■ Your instructions: Please copy each line of the records below that holds the word "bytu".

■ Stored items from a collection:
···

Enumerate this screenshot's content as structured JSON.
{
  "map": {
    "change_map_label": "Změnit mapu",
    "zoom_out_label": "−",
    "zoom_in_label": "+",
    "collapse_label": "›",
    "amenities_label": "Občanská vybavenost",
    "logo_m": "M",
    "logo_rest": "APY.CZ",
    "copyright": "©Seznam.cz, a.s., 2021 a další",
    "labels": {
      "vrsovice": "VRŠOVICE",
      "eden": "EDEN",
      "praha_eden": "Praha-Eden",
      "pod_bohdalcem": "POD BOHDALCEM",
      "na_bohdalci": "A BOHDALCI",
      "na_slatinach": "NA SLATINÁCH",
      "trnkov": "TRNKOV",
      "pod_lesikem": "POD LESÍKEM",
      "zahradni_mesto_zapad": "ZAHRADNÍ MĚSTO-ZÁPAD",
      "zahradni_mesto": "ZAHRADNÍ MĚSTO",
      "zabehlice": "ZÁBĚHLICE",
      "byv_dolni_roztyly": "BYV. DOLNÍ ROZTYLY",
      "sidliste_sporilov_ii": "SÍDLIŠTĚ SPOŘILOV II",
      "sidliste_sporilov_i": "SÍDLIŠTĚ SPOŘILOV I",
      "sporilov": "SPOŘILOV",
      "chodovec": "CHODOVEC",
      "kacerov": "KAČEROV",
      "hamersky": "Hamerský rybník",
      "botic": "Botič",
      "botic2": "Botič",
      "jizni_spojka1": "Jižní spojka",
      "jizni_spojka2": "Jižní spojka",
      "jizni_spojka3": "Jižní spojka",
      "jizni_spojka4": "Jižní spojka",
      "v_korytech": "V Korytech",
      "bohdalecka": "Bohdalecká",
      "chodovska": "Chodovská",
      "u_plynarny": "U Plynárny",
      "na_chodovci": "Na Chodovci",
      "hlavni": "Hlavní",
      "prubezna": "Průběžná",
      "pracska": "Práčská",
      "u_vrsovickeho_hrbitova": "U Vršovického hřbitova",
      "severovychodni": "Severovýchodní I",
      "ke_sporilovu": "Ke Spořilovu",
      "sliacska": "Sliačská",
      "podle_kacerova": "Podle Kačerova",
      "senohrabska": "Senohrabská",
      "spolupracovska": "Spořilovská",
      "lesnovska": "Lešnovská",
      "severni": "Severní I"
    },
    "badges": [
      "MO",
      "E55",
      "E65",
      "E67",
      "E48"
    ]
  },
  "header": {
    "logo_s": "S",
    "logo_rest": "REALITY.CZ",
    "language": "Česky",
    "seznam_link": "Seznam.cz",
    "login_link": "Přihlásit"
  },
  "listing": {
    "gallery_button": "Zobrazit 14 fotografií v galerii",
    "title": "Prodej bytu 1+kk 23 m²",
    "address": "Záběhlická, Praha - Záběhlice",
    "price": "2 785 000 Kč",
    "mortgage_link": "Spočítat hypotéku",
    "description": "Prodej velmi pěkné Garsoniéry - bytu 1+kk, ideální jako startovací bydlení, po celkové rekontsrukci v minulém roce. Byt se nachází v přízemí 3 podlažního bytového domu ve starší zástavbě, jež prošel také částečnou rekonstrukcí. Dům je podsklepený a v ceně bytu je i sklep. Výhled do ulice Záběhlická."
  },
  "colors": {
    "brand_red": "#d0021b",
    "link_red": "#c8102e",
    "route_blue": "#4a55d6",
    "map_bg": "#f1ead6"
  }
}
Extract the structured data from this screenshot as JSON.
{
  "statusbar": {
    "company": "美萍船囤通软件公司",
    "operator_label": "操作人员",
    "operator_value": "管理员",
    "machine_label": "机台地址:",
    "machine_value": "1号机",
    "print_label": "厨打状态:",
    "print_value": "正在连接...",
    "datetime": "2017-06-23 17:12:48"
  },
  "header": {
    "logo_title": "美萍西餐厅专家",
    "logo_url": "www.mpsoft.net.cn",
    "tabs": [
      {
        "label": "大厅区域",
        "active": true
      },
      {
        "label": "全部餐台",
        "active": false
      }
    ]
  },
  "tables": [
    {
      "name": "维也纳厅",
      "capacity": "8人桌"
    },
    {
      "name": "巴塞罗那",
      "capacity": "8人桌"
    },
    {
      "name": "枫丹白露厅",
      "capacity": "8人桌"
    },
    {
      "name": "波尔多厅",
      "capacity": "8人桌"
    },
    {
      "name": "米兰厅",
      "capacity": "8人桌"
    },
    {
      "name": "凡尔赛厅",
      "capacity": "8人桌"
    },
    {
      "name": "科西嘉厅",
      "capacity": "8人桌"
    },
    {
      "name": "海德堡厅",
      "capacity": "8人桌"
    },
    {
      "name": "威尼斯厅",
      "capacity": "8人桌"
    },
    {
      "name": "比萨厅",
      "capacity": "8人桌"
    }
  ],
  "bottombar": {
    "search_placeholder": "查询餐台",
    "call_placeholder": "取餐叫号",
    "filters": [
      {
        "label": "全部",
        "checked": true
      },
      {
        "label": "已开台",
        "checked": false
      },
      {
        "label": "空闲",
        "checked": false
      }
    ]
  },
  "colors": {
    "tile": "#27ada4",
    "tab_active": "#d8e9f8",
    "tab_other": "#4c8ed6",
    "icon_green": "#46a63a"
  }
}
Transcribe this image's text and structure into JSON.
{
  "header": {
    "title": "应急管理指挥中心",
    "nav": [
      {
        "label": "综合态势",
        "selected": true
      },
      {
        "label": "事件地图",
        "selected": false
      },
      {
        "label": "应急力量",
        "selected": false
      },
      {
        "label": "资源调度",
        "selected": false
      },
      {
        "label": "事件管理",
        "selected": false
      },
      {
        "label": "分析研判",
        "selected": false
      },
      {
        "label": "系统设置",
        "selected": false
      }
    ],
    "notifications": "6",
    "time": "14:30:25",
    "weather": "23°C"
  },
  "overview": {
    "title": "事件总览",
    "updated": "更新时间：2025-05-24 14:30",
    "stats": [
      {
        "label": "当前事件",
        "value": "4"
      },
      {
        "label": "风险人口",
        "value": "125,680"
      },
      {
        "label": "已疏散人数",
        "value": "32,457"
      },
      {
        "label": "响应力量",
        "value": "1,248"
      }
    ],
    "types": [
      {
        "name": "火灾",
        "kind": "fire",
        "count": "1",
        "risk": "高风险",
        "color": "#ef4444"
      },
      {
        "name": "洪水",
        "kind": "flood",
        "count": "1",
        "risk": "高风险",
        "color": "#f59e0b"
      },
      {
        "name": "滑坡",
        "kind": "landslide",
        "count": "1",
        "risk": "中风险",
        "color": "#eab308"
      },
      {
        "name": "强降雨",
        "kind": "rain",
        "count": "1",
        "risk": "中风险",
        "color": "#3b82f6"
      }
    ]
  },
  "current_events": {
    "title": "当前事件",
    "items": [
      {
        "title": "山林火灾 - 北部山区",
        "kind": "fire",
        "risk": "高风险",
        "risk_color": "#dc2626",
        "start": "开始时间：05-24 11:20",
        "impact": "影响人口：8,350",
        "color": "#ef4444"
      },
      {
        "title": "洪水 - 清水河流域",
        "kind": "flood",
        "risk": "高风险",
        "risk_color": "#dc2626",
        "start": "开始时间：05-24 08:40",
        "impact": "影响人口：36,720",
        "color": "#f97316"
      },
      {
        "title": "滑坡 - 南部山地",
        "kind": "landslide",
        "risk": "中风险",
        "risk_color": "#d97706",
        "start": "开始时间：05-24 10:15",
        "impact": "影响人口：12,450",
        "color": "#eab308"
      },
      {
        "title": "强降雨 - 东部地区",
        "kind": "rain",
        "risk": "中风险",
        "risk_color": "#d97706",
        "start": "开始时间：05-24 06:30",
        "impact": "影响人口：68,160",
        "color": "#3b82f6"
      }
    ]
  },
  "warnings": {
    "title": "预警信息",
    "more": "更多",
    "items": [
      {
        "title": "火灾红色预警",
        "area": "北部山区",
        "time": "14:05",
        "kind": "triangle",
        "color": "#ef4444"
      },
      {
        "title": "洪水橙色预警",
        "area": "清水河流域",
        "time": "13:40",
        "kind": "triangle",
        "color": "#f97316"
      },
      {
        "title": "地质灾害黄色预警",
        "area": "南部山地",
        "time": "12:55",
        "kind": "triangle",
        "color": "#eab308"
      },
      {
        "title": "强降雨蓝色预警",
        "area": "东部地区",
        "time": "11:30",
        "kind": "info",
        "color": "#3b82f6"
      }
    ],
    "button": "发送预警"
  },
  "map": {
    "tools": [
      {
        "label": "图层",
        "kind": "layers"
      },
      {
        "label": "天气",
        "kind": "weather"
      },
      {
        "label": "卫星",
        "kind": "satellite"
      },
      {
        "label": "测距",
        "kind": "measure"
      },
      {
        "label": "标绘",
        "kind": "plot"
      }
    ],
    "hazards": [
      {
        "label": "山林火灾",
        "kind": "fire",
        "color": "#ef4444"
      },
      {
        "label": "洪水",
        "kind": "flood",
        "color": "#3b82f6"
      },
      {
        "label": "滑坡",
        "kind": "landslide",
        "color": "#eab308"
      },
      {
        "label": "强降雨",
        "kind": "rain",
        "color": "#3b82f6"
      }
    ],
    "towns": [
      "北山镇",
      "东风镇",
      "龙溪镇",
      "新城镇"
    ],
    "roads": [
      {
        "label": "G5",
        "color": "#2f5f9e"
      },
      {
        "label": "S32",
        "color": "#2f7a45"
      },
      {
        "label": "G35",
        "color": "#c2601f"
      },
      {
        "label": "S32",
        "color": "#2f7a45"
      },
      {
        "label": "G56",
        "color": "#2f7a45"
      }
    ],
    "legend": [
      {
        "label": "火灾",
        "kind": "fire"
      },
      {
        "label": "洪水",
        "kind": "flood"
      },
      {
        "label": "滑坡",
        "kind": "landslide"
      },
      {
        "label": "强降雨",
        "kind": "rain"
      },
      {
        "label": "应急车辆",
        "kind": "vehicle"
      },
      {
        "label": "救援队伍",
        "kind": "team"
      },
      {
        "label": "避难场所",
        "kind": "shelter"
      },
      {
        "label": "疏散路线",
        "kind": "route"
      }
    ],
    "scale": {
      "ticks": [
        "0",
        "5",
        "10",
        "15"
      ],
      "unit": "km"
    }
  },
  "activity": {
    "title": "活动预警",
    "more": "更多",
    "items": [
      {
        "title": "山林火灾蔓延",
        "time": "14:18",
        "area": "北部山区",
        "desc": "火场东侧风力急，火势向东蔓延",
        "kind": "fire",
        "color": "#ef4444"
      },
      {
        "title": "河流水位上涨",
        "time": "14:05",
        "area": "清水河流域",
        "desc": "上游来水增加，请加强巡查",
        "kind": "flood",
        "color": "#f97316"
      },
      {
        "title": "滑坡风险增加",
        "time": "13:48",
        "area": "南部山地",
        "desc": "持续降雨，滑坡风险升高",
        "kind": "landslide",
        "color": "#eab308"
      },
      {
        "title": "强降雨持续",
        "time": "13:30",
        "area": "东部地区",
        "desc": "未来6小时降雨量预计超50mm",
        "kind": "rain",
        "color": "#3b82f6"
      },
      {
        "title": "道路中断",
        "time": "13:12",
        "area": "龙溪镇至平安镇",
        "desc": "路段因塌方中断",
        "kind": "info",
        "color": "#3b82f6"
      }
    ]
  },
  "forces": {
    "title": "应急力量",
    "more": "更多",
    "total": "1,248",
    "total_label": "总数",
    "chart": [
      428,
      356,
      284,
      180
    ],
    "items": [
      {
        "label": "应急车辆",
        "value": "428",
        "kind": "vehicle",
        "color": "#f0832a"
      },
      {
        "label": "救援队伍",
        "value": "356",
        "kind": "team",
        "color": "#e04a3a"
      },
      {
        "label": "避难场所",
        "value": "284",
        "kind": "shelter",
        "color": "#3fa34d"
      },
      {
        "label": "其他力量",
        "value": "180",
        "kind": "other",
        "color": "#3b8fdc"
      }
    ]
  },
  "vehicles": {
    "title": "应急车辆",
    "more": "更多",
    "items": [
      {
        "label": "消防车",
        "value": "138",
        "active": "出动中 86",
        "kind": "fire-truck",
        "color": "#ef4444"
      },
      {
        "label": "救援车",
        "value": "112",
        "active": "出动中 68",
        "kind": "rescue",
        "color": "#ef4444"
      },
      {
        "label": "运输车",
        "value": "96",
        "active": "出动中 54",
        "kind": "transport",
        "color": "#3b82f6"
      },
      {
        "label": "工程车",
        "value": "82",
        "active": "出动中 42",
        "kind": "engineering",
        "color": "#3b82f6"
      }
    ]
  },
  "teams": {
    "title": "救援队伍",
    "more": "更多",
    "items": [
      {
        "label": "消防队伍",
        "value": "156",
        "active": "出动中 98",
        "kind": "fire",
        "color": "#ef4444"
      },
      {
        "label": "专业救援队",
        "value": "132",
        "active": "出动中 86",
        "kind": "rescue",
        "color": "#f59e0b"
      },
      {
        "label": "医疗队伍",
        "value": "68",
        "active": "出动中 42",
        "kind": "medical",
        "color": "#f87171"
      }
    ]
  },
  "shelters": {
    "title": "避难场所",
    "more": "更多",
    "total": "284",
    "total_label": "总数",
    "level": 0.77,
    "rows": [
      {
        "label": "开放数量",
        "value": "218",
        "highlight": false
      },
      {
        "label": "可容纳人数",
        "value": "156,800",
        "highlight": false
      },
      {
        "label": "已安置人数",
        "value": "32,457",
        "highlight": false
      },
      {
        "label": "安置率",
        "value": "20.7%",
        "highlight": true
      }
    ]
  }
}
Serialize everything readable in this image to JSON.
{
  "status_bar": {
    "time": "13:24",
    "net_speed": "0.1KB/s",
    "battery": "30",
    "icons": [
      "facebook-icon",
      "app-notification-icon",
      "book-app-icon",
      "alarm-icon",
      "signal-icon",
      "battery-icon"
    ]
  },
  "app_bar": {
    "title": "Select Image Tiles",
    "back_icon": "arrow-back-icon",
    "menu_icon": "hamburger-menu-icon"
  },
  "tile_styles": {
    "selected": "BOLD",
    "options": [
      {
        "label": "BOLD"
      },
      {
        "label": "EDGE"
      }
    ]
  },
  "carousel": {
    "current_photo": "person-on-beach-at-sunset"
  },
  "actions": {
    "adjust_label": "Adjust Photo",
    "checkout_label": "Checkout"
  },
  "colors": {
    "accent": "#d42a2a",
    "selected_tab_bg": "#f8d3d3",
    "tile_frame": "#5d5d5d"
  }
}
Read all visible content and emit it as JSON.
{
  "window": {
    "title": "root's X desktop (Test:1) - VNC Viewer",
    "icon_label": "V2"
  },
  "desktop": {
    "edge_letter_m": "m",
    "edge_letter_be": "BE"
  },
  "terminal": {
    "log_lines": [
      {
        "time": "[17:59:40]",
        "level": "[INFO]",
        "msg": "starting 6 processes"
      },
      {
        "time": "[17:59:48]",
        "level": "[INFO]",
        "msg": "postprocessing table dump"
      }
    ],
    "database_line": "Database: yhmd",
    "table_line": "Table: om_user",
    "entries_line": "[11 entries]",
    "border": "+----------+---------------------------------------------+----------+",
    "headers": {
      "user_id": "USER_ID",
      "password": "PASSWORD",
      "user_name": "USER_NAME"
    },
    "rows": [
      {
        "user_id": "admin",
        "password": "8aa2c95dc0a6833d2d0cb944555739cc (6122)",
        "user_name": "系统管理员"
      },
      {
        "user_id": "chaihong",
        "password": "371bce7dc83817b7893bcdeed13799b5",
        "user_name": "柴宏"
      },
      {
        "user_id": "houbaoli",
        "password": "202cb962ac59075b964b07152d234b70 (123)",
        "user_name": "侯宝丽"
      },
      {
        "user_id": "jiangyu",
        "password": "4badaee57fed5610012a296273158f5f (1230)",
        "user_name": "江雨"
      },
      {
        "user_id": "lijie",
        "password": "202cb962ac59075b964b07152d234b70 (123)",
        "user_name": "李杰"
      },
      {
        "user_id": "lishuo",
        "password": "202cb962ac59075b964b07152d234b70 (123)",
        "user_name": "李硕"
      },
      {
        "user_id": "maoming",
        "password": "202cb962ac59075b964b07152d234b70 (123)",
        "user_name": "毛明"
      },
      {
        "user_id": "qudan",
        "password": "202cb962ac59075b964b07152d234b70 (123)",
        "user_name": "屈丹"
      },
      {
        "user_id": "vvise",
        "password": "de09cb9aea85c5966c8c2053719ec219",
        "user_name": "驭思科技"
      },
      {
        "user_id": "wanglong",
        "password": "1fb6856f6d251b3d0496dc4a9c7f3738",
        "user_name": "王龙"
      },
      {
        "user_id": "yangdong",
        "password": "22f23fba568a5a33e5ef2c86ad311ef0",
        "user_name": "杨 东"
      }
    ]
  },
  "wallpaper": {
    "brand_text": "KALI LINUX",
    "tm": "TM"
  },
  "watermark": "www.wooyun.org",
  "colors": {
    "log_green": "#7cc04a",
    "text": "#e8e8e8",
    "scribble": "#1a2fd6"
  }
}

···

■ Your solution:
    "title": "Prodej bytu 1+kk 23 m²",
    "description": "Prodej velmi pěkné Garsoniéry - bytu 1+kk, ideální jako startovací bydlení, po celkové rekontsrukci v minulém roce. Byt se nachází v přízemí 3 podlažního bytového domu ve starší zástavbě, jež prošel také částečnou rekonstrukcí. Dům je podsklepený a v ceně bytu je i sklep. Výhled do ulice Záběhlická."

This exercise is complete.